With winds forecast to reach 216 kilometers per hour, the agency warned houses were at risk of collapsing in the Tokai area in central Japan, and the Kanto-Koshin region — including the Tokyo metropolitan area — on Saturday.
Up to 800 millimeters of rain is expected in the Tokai region, and 600 mm in the Kanto-Koshin region, in the 24-hour period through Sunday morning, the agency said.
It added the predicted rainfall amounts would be in line with those deposited by Typhoon Ida in September 1958, which left 1,200 people dead or missing across Japan.
That typhoon, known as Kanogawa in Japan, ripped through the Kanto region and the Izu Peninsula, causing Kano River in Shizuoka Prefecture to overflow.
As of 3 p.m., Typhoon Hagibis was traveling north-northwestward at a speed of 25 kph, some 550 kilometers south-southwest of Hachijo Island in the Pacific, with an atmospheric pressure of 925 hectopascals at its center, packing winds of up to 252 kph.

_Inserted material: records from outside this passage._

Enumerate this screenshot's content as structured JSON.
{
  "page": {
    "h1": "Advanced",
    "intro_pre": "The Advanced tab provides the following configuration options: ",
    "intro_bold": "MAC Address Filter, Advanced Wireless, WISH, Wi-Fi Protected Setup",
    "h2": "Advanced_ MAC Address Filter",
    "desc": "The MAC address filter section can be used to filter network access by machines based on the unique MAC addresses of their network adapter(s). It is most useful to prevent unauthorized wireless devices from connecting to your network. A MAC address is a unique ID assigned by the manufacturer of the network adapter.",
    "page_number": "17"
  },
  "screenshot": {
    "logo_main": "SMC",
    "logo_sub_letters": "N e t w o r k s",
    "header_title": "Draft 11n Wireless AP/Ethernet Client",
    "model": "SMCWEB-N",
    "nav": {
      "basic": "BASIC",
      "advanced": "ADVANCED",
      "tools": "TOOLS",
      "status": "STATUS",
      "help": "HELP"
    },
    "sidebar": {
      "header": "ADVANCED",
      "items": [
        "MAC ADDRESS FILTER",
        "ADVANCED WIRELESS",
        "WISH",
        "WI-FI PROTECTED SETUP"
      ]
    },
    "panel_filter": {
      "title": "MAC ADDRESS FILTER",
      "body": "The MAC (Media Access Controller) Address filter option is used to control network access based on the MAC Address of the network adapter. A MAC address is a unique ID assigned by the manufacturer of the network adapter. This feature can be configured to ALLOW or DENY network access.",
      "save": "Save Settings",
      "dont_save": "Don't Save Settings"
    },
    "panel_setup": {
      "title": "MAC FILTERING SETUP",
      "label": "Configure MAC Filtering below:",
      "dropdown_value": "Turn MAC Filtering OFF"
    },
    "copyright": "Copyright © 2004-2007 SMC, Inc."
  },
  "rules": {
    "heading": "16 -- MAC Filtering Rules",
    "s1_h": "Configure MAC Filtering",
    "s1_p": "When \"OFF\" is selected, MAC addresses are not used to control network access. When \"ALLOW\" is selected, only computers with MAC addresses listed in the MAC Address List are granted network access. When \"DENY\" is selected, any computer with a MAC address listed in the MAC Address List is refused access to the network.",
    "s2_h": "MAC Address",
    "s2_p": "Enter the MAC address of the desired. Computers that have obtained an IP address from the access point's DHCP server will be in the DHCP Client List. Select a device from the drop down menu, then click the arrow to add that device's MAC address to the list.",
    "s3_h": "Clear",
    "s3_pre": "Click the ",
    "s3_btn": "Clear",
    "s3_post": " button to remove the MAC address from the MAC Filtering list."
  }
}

— Tokyo metropolitan area, from 9 a.m. Saturday through Sunday noon
JR bullet trains
— between Tokyo and Nagoya on Saturday
— between Nagoya and Shin-Osaka on Saturday (three trains will run in each direction between 6 a.m. and 7 a.m.)
— between Shin-Osaka and Okayama from Saturday afternoon
— some sections on Marunouchi, Hibiya, Chiyoda and other lines from around 1 p.m. Saturday
— some sections on Mita and Shinjuku lines from 2 p.m. Saturday
— from 3 p.m. Saturday
— Romancecar, all day Saturday
— from around 11:30 a.m. Saturday
— from around 2 p.m. Saturday
— from around 1 p.m. Saturday through Sunday morning
— from around noon Saturday through Sunday noon
— from around 1 p.m. Saturday
— from around 11:30 a.m. Saturday
— from 2 p.m. Saturday
— from around 4 p.m. Saturday through Sunday noon
— most international flights to and from Haneda, Narita airports on Saturday
— all international flights to and from Nagoya and Osaka on Saturday
— all domestic flights to and from Haneda, Narita airports on Saturday
— many domestic flights to and from Nagoya and Osaka on Saturday
— many international flights to and from Haneda, Narita, Nagoya and Kansai airports on Saturday
— many domestic flights to and from Haneda, Narita, Nagoya, Osaka and Kansai airports on Saturday© KYODO